The reclassification of colleges as public bodies, which means they can no longer keep surpluses, was announced by the Office for National Statistics (ONS) in 2010.
However, Freedom of Information requests by the Scottish Conservative Party to colleges shows some of them did not receive notification until 2013.
Liz Smith, education spokeswoman for the Scottish Conservatives, hit out at the delay.
"Given the English and Welsh managed to take action quickly and pass legislation aimed at mitigating the impact of these changes, why didn't Scotland?
"Mike Russell cannot shy away from this and the fact that the impact of the changes is providing additional pressures for a sector already under severe budgetary strain.
"Colleges only received confirmation that the changes were coming into force last May - two and a half years after the initial decision was announced and less than a year before the new rules were due to come into force."
However, a Scottish Government spokesman said: "When the ONS decision to reclassify colleges came to light, our priority was to work closely with the Treasury to try to mitigate the effects or indeed to reverse some or all of them.
"When that proved to be impossible, we moved as quickly as we could to help colleges safeguard their finances with the help of the SFC (Scottish Funding Council)."

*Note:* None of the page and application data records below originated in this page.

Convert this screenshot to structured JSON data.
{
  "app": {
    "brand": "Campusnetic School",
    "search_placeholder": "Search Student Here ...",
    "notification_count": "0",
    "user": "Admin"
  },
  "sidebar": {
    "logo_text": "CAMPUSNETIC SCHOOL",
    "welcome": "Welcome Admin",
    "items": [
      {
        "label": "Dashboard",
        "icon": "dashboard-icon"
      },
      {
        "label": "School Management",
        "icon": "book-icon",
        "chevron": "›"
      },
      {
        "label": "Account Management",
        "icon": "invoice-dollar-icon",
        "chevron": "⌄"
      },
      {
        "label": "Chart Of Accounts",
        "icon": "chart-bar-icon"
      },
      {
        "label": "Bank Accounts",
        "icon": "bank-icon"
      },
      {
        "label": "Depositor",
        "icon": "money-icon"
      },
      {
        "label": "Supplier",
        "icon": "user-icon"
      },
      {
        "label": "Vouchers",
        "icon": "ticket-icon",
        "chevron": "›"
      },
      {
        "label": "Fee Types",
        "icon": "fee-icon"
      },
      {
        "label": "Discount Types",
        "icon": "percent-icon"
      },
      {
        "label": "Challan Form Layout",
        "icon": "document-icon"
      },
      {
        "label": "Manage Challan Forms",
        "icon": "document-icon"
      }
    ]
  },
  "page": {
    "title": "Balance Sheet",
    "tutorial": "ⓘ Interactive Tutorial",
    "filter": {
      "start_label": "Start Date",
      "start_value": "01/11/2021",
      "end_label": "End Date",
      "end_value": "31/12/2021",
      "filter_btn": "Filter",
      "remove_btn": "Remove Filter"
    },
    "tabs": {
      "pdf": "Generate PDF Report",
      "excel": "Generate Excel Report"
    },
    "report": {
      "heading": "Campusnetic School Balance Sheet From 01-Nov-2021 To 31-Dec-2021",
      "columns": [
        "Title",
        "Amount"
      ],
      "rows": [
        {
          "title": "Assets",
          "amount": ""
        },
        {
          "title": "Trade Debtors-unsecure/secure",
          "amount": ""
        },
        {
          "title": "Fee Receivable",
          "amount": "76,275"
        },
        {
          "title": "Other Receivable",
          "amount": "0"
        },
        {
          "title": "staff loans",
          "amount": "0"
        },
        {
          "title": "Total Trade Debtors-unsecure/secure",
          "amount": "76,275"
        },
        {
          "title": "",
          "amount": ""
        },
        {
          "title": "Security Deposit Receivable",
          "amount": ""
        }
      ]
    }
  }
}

The reclassification of public bodies from next month will require them to operate within the same budget constraints as other public bodiess.
They can still spend money they generate from private sources, but they cannot create a surplus or deficit.
In England and Wales legislation was passed to ensure the reclassification did not have an impact on reserves.
But the Scottish Government chose a different route, with the setting up of charitable trusts to administer surpluses.
However, last week the Scottish Parliament's public audit committee called for safeguards over the way such trusts would operate.
Committee convener Hugh Henry, a Labour MSP, said: "In Scotland, colleges will be able to create arms length foundations.
"They can transfer any current accumulated cash reserves and any future annual surpluses to the foundation, for use in future years, without it counting against Scottish Government budget limits."